Data about app and page elements:
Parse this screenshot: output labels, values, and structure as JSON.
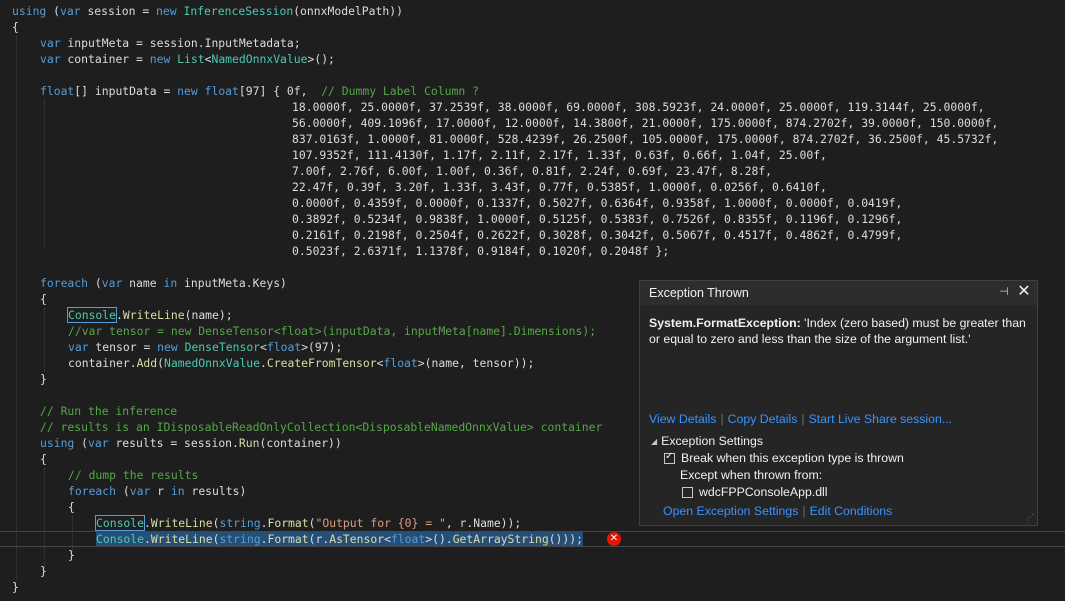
{
  "code": {
    "l1_kw": "using",
    "l1_a": " (",
    "l1_kw2": "var",
    "l1_b": " session = ",
    "l1_kw3": "new",
    "l1_ty": "InferenceSession",
    "l1_c": "(onnxModelPath))",
    "l2": "{",
    "l3_kw": "var",
    "l3_a": " inputMeta = session.InputMetadata;",
    "l4_kw": "var",
    "l4_a": " container = ",
    "l4_kw2": "new",
    "l4_ty": "List",
    "l4_b": "<",
    "l4_ty2": "NamedOnnxValue",
    "l4_c": ">();",
    "l5_kw": "float",
    "l5_a": "[] inputData = ",
    "l5_kw2": "new",
    "l5_kw3": "float",
    "l5_b": "[97] { 0f,  ",
    "l5_cm": "// Dummy Label Column ?",
    "data_lines": [
      "18.0000f, 25.0000f, 37.2539f, 38.0000f, 69.0000f, 308.5923f, 24.0000f, 25.0000f, 119.3144f, 25.0000f,",
      "56.0000f, 409.1096f, 17.0000f, 12.0000f, 14.3800f, 21.0000f, 175.0000f, 874.2702f, 39.0000f, 150.0000f,",
      "837.0163f, 1.0000f, 81.0000f, 528.4239f, 26.2500f, 105.0000f, 175.0000f, 874.2702f, 36.2500f, 45.5732f,",
      "107.9352f, 111.4130f, 1.17f, 2.11f, 2.17f, 1.33f, 0.63f, 0.66f, 1.04f, 25.00f,",
      "7.00f, 2.76f, 6.00f, 1.00f, 0.36f, 0.81f, 2.24f, 0.69f, 23.47f, 8.28f,",
      "22.47f, 0.39f, 3.20f, 1.33f, 3.43f, 0.77f, 0.5385f, 1.0000f, 0.0256f, 0.6410f,",
      "0.0000f, 0.4359f, 0.0000f, 0.1337f, 0.5027f, 0.6364f, 0.9358f, 1.0000f, 0.0000f, 0.0419f,",
      "0.3892f, 0.5234f, 0.9838f, 1.0000f, 0.5125f, 0.5383f, 0.7526f, 0.8355f, 0.1196f, 0.1296f,",
      "0.2161f, 0.2198f, 0.2504f, 0.2622f, 0.3028f, 0.3042f, 0.5067f, 0.4517f, 0.4862f, 0.4799f,",
      "0.5023f, 2.6371f, 1.1378f, 0.9184f, 0.1020f, 0.2048f };"
    ],
    "l17_kw": "foreach",
    "l17_a": " (",
    "l17_kw2": "var",
    "l17_b": " name ",
    "l17_kw3": "in",
    "l17_c": " inputMeta.Keys)",
    "l18": "{",
    "l19_ty": "Console",
    "l19_a": ".",
    "l19_fn": "WriteLine",
    "l19_b": "(name);",
    "l20_cm": "//var tensor = new DenseTensor<float>(inputData, inputMeta[name].Dimensions);",
    "l21_kw": "var",
    "l21_a": " tensor = ",
    "l21_kw2": "new",
    "l21_ty": "DenseTensor",
    "l21_b": "<",
    "l21_kw3": "float",
    "l21_c": ">(97);",
    "l22_a": "container.",
    "l22_fn": "Add",
    "l22_b": "(",
    "l22_ty": "NamedOnnxValue",
    "l22_c": ".",
    "l22_fn2": "CreateFromTensor",
    "l22_d": "<",
    "l22_kw": "float",
    "l22_e": ">(name, tensor));",
    "l23": "}",
    "l25_cm": "// Run the inference",
    "l26_cm": "// results is an IDisposableReadOnlyCollection<DisposableNamedOnnxValue> container",
    "l27_kw": "using",
    "l27_a": " (",
    "l27_kw2": "var",
    "l27_b": " results = session.",
    "l27_fn": "Run",
    "l27_c": "(container))",
    "l28": "{",
    "l29_cm": "// dump the results",
    "l30_kw": "foreach",
    "l30_a": " (",
    "l30_kw2": "var",
    "l30_b": " r ",
    "l30_kw3": "in",
    "l30_c": " results)",
    "l31": "{",
    "l32_ty": "Console",
    "l32_a": ".",
    "l32_fn": "WriteLine",
    "l32_b": "(",
    "l32_kw": "string",
    "l32_c": ".",
    "l32_fn2": "Format",
    "l32_d": "(",
    "l32_st": "\"Output for {0} = \"",
    "l32_e": ", r.Name));",
    "l33_ty": "Console",
    "l33_a": ".",
    "l33_fn": "WriteLine",
    "l33_b": "(",
    "l33_kw": "string",
    "l33_c": ".",
    "l33_fn2": "Format",
    "l33_d": "(r.",
    "l33_fn3": "AsTensor",
    "l33_e": "<",
    "l33_kw2": "float",
    "l33_f": ">().",
    "l33_fn4": "GetArrayString",
    "l33_g": "()));",
    "l34": "}",
    "l35": "}",
    "l36": "}"
  },
  "popup": {
    "title": "Exception Thrown",
    "exception_type": "System.FormatException:",
    "exception_message": " 'Index (zero based) must be greater than or equal to zero and less than the size of the argument list.'",
    "links": [
      "View Details",
      "Copy Details",
      "Start Live Share session..."
    ],
    "settings_title": "Exception Settings",
    "break_label": "Break when this exception type is thrown",
    "break_checked": true,
    "except_label": "Except when thrown from:",
    "module_label": "wdcFPPConsoleApp.dll",
    "module_checked": false,
    "bottom_links": [
      "Open Exception Settings",
      "Edit Conditions"
    ]
  },
  "icons": {
    "error": "error-circle-icon",
    "pin": "pin-icon",
    "close": "close-icon"
  },
  "colors": {
    "background": "#1e1e1e",
    "keyword": "#569cd6",
    "type": "#4ec9b0",
    "comment": "#57a64a",
    "string": "#d69d85",
    "method": "#dcdcaa",
    "link": "#3794ff",
    "error": "#e51400"
  }
}
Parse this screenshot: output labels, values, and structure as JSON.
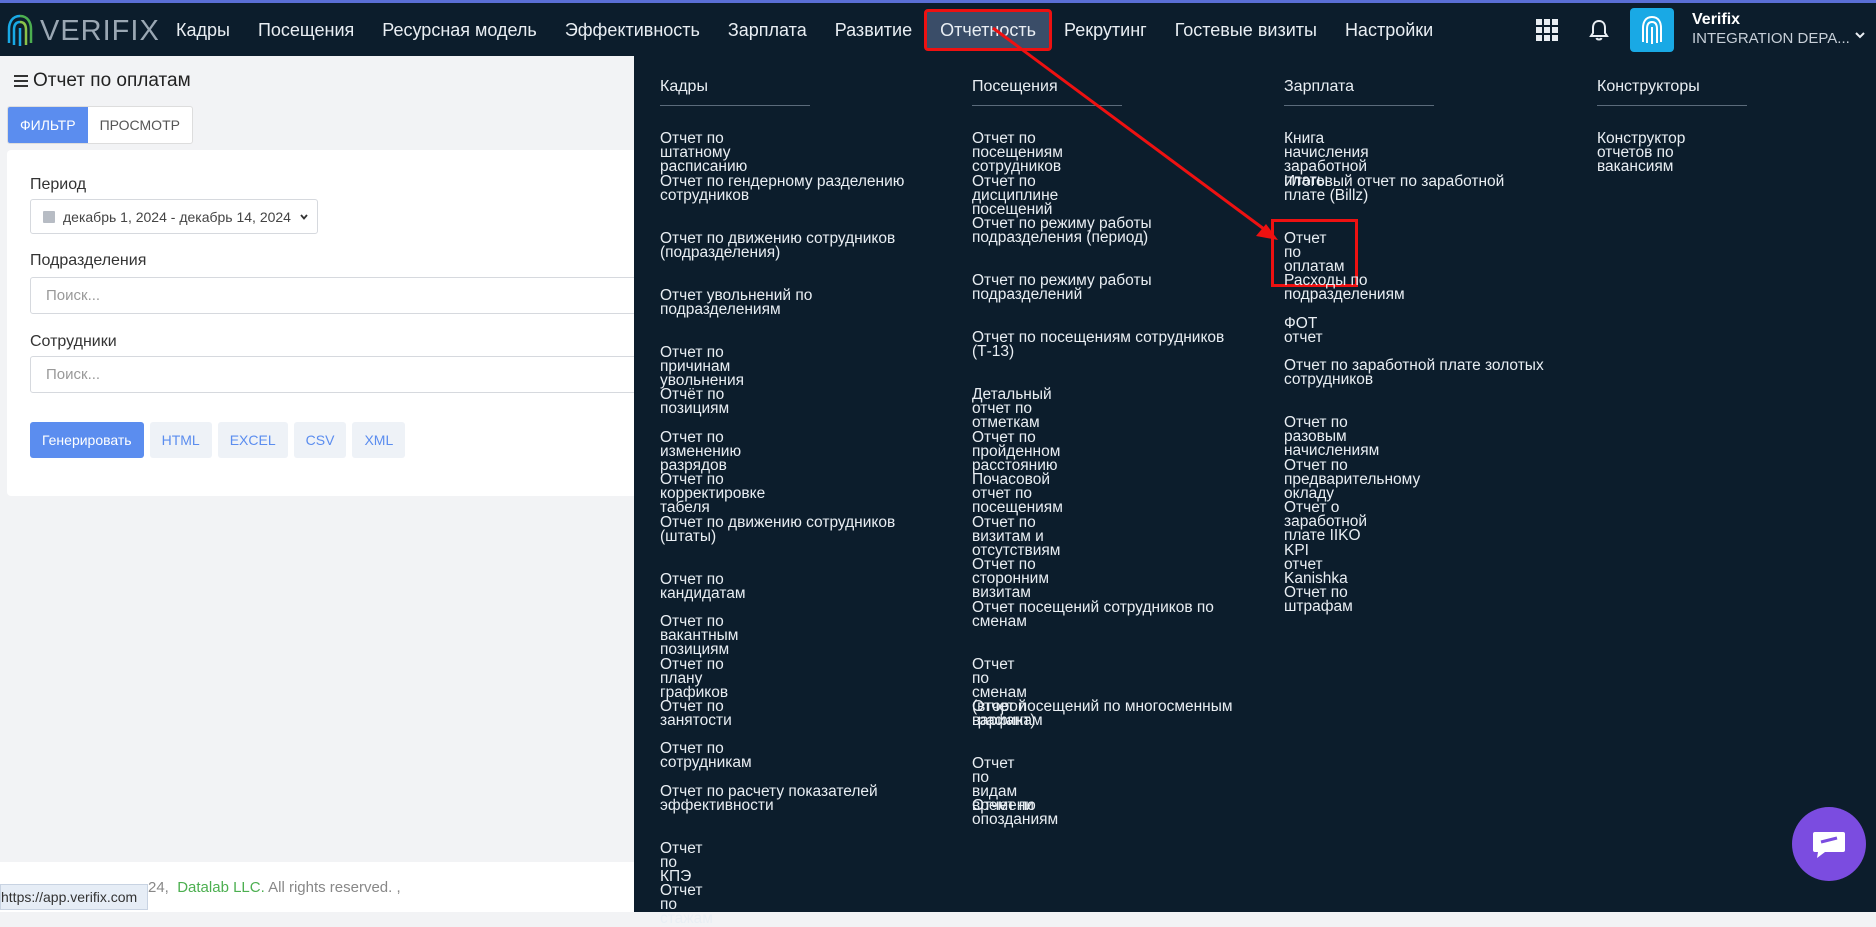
{
  "brand": {
    "logo_text": "VERIFIX"
  },
  "nav": [
    {
      "label": "Кадры"
    },
    {
      "label": "Посещения"
    },
    {
      "label": "Ресурсная модель"
    },
    {
      "label": "Эффективность"
    },
    {
      "label": "Зарплата"
    },
    {
      "label": "Развитие"
    },
    {
      "label": "Отчетность"
    },
    {
      "label": "Рекрутинг"
    },
    {
      "label": "Гостевые визиты"
    },
    {
      "label": "Настройки"
    }
  ],
  "user": {
    "name": "Verifix",
    "org": "INTEGRATION DEPA..."
  },
  "page": {
    "title": "Отчет по оплатам",
    "tabs": [
      {
        "label": "ФИЛЬТР"
      },
      {
        "label": "ПРОСМОТР"
      }
    ],
    "period_label": "Период",
    "period_value": "декабрь 1, 2024 - декабрь 14, 2024",
    "divisions_label": "Подразделения",
    "divisions_placeholder": "Поиск...",
    "employees_label": "Сотрудники",
    "employees_placeholder": "Поиск...",
    "buttons": [
      {
        "label": "Генерировать"
      },
      {
        "label": "HTML"
      },
      {
        "label": "EXCEL"
      },
      {
        "label": "CSV"
      },
      {
        "label": "XML"
      }
    ]
  },
  "footer": {
    "prefix": "24,",
    "company": "Datalab LLC.",
    "suffix": "All rights reserved. ,"
  },
  "status_url": "https://app.verifix.com",
  "menu": {
    "cadres": {
      "title": "Кадры",
      "items": [
        "Отчет по штатному расписанию",
        "Отчет по гендерному разделению сотрудников",
        "Отчет по движению сотрудников (подразделения)",
        "Отчет увольнений по подразделениям",
        "Отчет по причинам увольнения",
        "Отчёт по позициям",
        "Отчет по изменению разрядов",
        "Отчет по корректировке табеля",
        "Отчет по движению сотрудников (штаты)",
        "Отчет по кандидатам",
        "Отчет по вакантным позициям",
        "Отчет по плану графиков",
        "Отчет по занятости",
        "Отчет по сотрудникам",
        "Отчет по расчету показателей эффективности",
        "Отчет по КПЭ",
        "Отчет по стажам"
      ]
    },
    "visits": {
      "title": "Посещения",
      "items": [
        "Отчет по посещениям сотрудников",
        "Отчет по дисциплине посещений",
        "Отчет по режиму работы подразделения (период)",
        "Отчет по режиму работы подразделений",
        "Отчет по посещениям сотрудников (Т-13)",
        "Детальный отчет по отметкам",
        "Отчет по пройденном расстоянию",
        "Почасовой отчет по посещениям",
        "Отчет по визитам и отсутствиям",
        "Отчет по сторонним визитам",
        "Отчет посещений сотрудников по сменам",
        "Отчет по сменам (второй вариант)",
        "Отчет посещений по многосменным графикам",
        "Отчет по видам времени",
        "Отчет по опозданиям"
      ]
    },
    "salary": {
      "title": "Зарплата",
      "items": [
        "Книга начисления заработной платы",
        "Итоговый отчет по заработной плате (Billz)",
        "Отчет по оплатам",
        "Расходы по подразделениям",
        "ФОТ отчет",
        "Отчет по заработной плате золотых сотрудников",
        "Отчет по разовым начислениям",
        "Отчет по предварительному окладу",
        "Отчет о заработной плате IIKO",
        "KPI отчет Kanishka",
        "Отчет по штрафам"
      ]
    },
    "constructors": {
      "title": "Конструкторы",
      "items": [
        "Конструктор отчетов по вакансиям"
      ]
    }
  }
}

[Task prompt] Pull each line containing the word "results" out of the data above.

[Reply to the task]
    "l26_cm": "// results is an IDisposableReadOnlyCollection<DisposableNamedOnnxValue> container",
    "l27_b": " results = session.",
    "l29_cm": "// dump the results",
    "l30_c": " results)",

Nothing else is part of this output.